They’re colorful and alluring, but Consumer Reports says there’s a potential safety
hazard with popular small toy balls and beads that expand dramatically in water. There
are many of those super-absorbent polymer balls on the market, although one was
recalled late last year—Dunecraft Water Balz.
It was recalled after an 8-month-old swallowed one. She was rushed to the hospital,
where doctors couldn’t see anything on the X-ray. But in surgery they removed a ball
almost 1 1/2 inches in diameter from her small intestine. Her pediatric surgeon said, “If
nothing had been done, the intestines would have perforated, the child would have had
significant infection and sepsis, and could have possibly died from it.”
Consumer Reports examined the recalled Dunecraft Water Balz fresh out of its
package.

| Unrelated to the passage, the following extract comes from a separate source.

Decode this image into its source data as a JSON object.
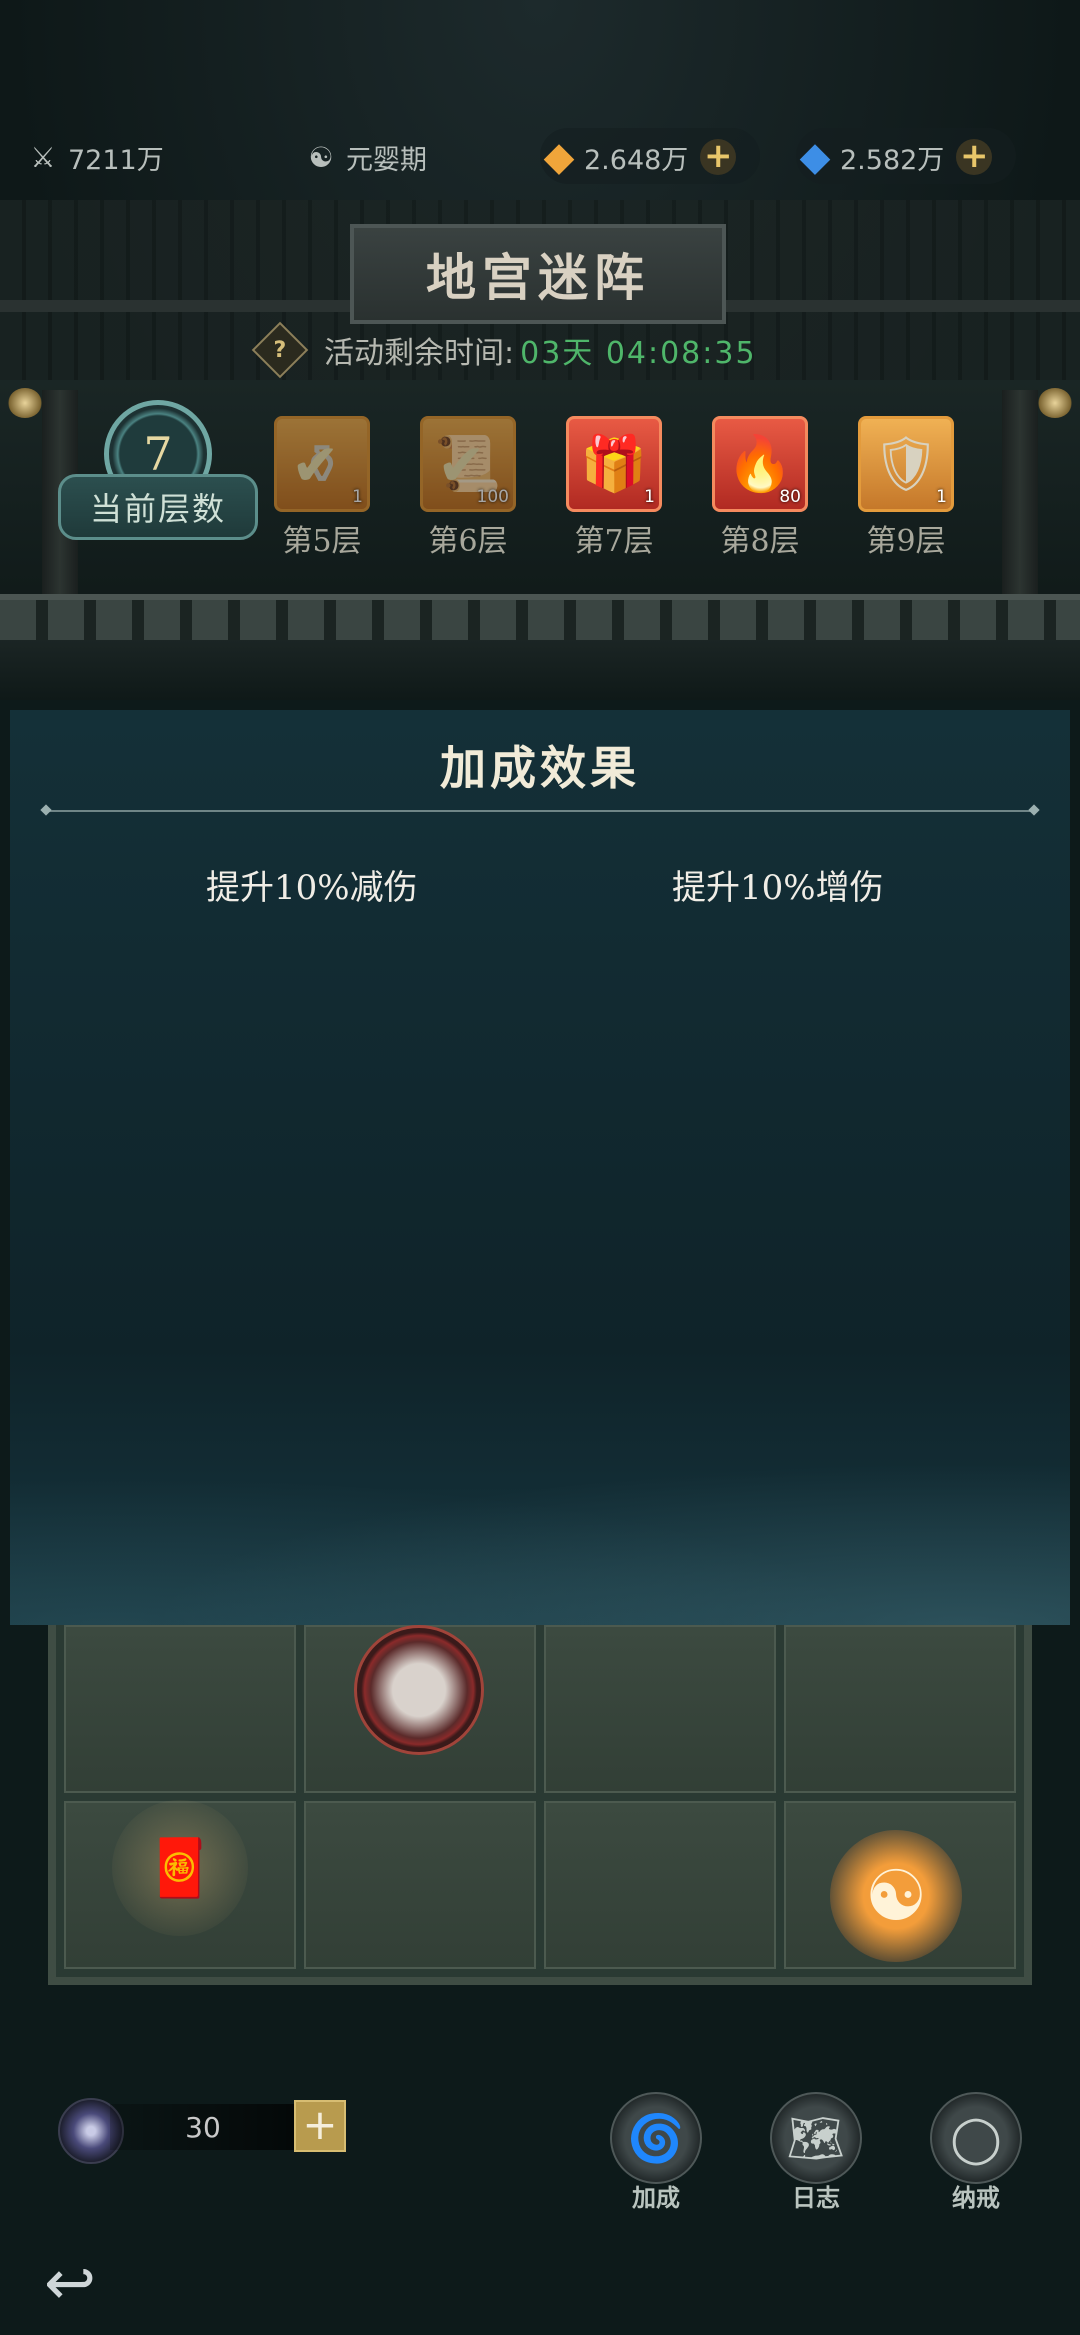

And then the identical ball that soaked in water for two days. Consumer
Reports also looked at tiny polymer beads that are still on the market, including Orbeez.
Though their full size is much smaller than the banned Water Balz, Consumer Reports
says that they also pose a safety hazard for small children. The products look a lot like
candy or gum, but they can expand enough within a few hours to block the intestine or
airway of a small child.
The Orbeez beads do carry warnings. On the front the package says, “Choking hazard
… not for children under three years.” On the back it says, “Not suitable for children
under the age of five.” Meanwhile Orbeez, whose beads are smaller than others on
the market, says its tests show the toy is “safe for the children for whom it is intended.”
Orbeez says the balls should pass through their digestive tract. However, Consumer
Reports says all products of this type can pose a choking hazard or risk of a blocked
airway for any small child The Consumer Product Safety Commission says it’s currently
investigating polymer balls and beads.
Although additional injuries have not yet been documented in the U.S., several have
been reported in other countries, including one fatality. All types of super-absorbent
polymer balls have been banned in Italy and Malaysia. The Consumer Product Safety
Commission says it regards “the incident involving the 8-month-old girl to be very
serious, and as a result CPSC staff are taking a broader look at this product class.”
The balls are found not only in toys but are also sold widely as decorations. Consumer
Reports strongly urges that parents and caregivers keep those products out of the reach
of small children.
Complete Ratings and recommendations on all kinds of products, including appliances,
cars & trucks, and electronic gear, are available on Consumer Reports’ website.